##### RECORDS

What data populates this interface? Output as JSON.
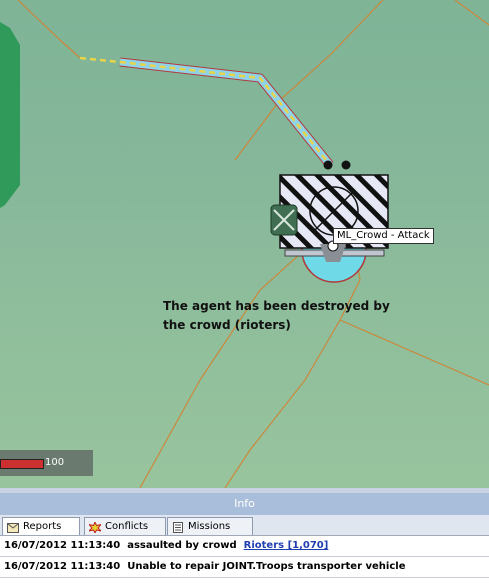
{
  "map": {
    "unit_tooltip": "ML_Crowd - Attack",
    "caption_text": "The agent has been destroyed by the crowd (rioters)",
    "health_value": "100",
    "health_fraction": 0.42
  },
  "info_panel": {
    "title": "Info",
    "tabs": [
      {
        "label": "Reports",
        "icon": "envelope-icon"
      },
      {
        "label": "Conflicts",
        "icon": "explosion-icon"
      },
      {
        "label": "Missions",
        "icon": "document-icon"
      }
    ],
    "rows": [
      {
        "time": "16/07/2012 11:13:40",
        "message": "assaulted by crowd",
        "link": "Rioters [1,070]"
      },
      {
        "time": "16/07/2012 11:13:40",
        "message": "Unable to repair JOINT.Troops transporter vehicle",
        "link": ""
      }
    ]
  },
  "colors": {
    "terrain_green": "#86b79a",
    "forest": "#2f9a5a",
    "route_blue": "#8fd3e8",
    "route_yellow": "#e8d44a",
    "road": "#c9883c",
    "info_header": "#a9bedb"
  }
}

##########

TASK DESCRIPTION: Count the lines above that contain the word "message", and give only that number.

OUTPUT: 2